The substantive part of this proposed amendment, the "Prescription Option", says that "all parts of the building enclosure of a structure must have a maximum exterior normal specular reflectivity of visible light of 15 percent." This would not apply to single-family or duplex structures, or buildings which do not exceed three stories or 49 feet in height. There is a second option, the "Performance Option," based on a "Reflectivity Report" done by a registered engineer, but it is unclear whether this is available for anything other than curved or "curved-in-effect" facades, for which it is mandatory, although the language says it "…will be required where alternative methods are proposed to meet the intent…" of the amendment. However, the amendment language does not explain why these are called "options," nor does it specify that either may be available.
Under current City regulations, maximum reflectivity of exterior glass appears to be unregulated, except in some planned development or special purpose districts such as the Oak Lawn Special Purpose District, also known as P. D. 193, which limits exterior glass reflectivity to 27 percent. Even that is a zoning regulation, which could be modified via certain types of zoning changes. A Building Code provision, however, is in our experience virtually impossible to vary.
This proposal is undoubtedly a reaction to the ongoing and very public dispute between a new condominium tower and one of the Arts District museums as to the alleged impact of the condominium tower's reflective glass (estimated to be 44 percent) on its Arts District neighbors.  However, many view the proposed amendment as an overreaction to this one seemingly intractable, albeit very high-profile, controversy.
One potential issue with this proposal is the degree to which it might create nonconformity as to projects which are currently in the design stage. The proposal does specify that it applies "…to the construction of new and retro-fitted buildings…," so existing buildings might be exempted, but replacement of existing glass with more technologically advanced products almost certainly would be affected.
A second, but very important, issue is the consequence of this proposed amendment for the City’s explicit policy of supporting sustainability and "green building" construction methods. While the technical details of such factors as solar radiation reflectance, solar radiation absorption, and solar heat gain coefficient are far beyond the scope of this alert, the newest forms of architectural glass use reflectivity, in part, as a technique to reduce solar heating of building interiors, thus helping to reduce energy consumption.

What appears to be a rather severe restriction on glass reflectivity, with little if any apparent opportunity to vary that requirement, may well have serious unintended consequences for the City's efforts to encourage green building techniques.

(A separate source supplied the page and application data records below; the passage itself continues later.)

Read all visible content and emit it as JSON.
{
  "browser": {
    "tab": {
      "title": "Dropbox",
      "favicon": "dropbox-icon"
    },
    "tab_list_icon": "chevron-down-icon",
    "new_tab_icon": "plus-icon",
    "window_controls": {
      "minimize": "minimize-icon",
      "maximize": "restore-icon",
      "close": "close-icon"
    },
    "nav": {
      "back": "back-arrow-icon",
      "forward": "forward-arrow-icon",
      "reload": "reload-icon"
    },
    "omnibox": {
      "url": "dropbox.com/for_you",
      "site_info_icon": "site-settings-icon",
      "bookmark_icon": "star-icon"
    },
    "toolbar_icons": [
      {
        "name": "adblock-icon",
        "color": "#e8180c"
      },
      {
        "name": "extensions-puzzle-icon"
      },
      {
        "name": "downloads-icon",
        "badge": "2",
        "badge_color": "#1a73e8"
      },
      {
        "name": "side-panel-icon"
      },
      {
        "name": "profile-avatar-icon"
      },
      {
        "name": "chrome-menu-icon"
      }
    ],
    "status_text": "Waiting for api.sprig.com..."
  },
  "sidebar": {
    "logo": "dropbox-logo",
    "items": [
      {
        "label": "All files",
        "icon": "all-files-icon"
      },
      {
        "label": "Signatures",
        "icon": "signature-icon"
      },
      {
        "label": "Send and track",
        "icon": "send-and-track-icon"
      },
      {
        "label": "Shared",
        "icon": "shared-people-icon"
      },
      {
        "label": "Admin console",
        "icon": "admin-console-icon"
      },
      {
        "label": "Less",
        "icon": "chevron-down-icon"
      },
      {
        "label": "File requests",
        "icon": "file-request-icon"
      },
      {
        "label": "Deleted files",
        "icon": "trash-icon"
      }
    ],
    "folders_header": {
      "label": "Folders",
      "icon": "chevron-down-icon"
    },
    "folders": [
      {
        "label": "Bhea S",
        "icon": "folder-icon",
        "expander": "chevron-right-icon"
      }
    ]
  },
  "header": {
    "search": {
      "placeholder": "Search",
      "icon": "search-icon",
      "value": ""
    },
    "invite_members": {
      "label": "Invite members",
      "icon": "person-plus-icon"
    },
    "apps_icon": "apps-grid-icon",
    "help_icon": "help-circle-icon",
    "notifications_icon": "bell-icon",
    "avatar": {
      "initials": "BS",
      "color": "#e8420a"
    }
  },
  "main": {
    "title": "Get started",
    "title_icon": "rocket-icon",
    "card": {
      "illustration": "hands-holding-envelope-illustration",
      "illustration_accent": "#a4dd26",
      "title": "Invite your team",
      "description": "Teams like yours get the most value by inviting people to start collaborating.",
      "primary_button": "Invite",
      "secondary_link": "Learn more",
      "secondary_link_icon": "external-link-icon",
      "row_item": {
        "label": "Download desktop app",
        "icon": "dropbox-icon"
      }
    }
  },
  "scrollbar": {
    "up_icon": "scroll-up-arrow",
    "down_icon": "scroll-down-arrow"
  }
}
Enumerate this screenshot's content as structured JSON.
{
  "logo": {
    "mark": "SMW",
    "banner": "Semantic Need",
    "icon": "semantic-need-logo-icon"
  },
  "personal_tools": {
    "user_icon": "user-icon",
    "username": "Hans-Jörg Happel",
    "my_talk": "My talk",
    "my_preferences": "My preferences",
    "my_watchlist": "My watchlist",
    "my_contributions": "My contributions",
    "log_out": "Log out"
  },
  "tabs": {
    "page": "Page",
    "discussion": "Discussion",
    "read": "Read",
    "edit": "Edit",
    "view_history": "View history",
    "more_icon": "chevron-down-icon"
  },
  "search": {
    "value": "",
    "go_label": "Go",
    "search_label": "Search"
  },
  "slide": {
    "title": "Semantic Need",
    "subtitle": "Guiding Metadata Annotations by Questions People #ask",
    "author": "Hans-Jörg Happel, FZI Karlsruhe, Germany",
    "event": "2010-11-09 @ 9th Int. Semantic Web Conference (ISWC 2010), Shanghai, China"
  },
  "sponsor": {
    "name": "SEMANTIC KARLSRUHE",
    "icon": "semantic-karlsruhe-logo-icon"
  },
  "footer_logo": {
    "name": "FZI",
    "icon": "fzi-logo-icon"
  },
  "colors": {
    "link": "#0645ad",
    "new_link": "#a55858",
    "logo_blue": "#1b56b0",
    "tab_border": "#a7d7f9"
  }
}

At the very least, this topic should be given additional time for study and broad public input from the development, architectural, and engineering communities. It is expected that the proposal will come before a City Council Committee in September and may be adopted, on the current schedule, as soon as the beginning of October.